- Battery recycling company Metal Conversion Technologies (MCT) has reached a $25,000 settlement with the U.S. Department of Justice (DOJ) and Georgia's Environmental Protection Division (EPD) over alleged safety and environmental violations, as reported by Resource Recycling.
- DOJ and Georgia originally filed a complaint against MCT in June. The allegations involved three fires and a variety of other issues that had occurred at the company's Cartersville facilities since 2006.
- According to the settlement reached on Aug. 3, MCT must pay $12,500 to DOJ and $12,500 to EPD. The company must also work with state and federal officials on soil and groundwater sampling, potential removal and implementation of multiple proprietary controls.
MCT opened its Cartersville operation in 2003 and claims to have recycled more than 17,000 tons of different batteries since then. While the company has said it's "pleased to have reached a settlement" MCT does not admit to any violation or fault.
After the first fire in 2006, investigators noted improper labeling and the disposal of shredded plastic with high levels of cadmium at a nearby landfill. Other storage issues were noted over the years and the company was found to be disposing of batteries encased in concrete in 2012. MCT also allegedly processed hazardous and universal waste without a permit in violation of state law and the Resource Conservation and Recovery Act.

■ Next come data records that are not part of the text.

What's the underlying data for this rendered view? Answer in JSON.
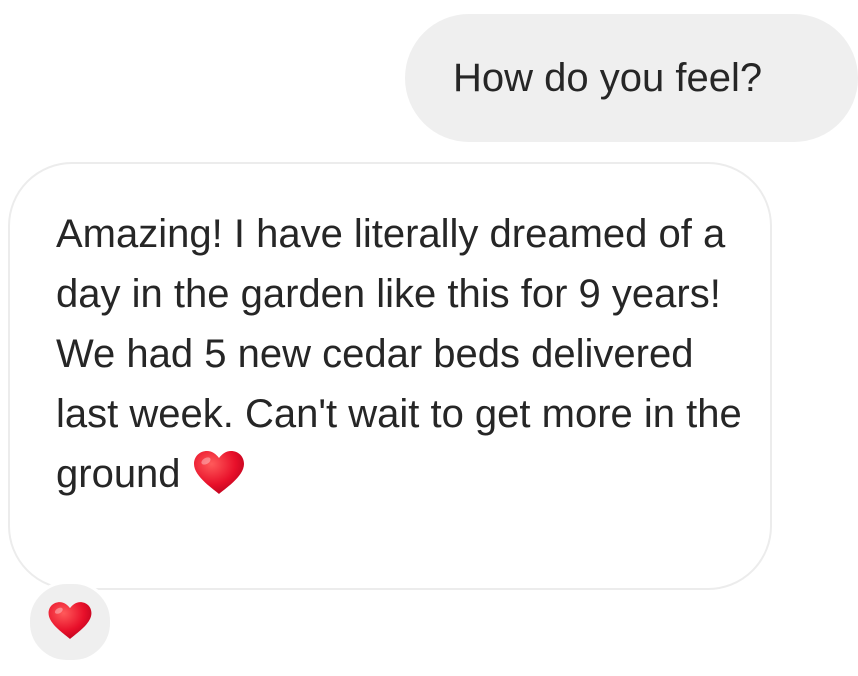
{
  "conversation": {
    "sent_message": {
      "text": "How do you feel?"
    },
    "received_message": {
      "text": "Amazing! I have literally dreamed of a day in the garden like this for 9 years! We had 5 new cedar beds delivered last week. Can't wait to get more in the ground",
      "emoji_icon": "red-heart-icon"
    },
    "reaction": {
      "icon": "red-heart-icon"
    }
  },
  "colors": {
    "sent_bubble": "#efefef",
    "received_border": "#ececec",
    "text": "#262626",
    "heart": "#e8102a"
  }
}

Battery recycling is in high demand, but like all types of waste the process poses unique environmental challenges to do so safely. Regulatory officials have shown great willingness to follow up on violations from many years back and it's always worth taking proper precautions to avoid expensive settlements or even prison time in the future.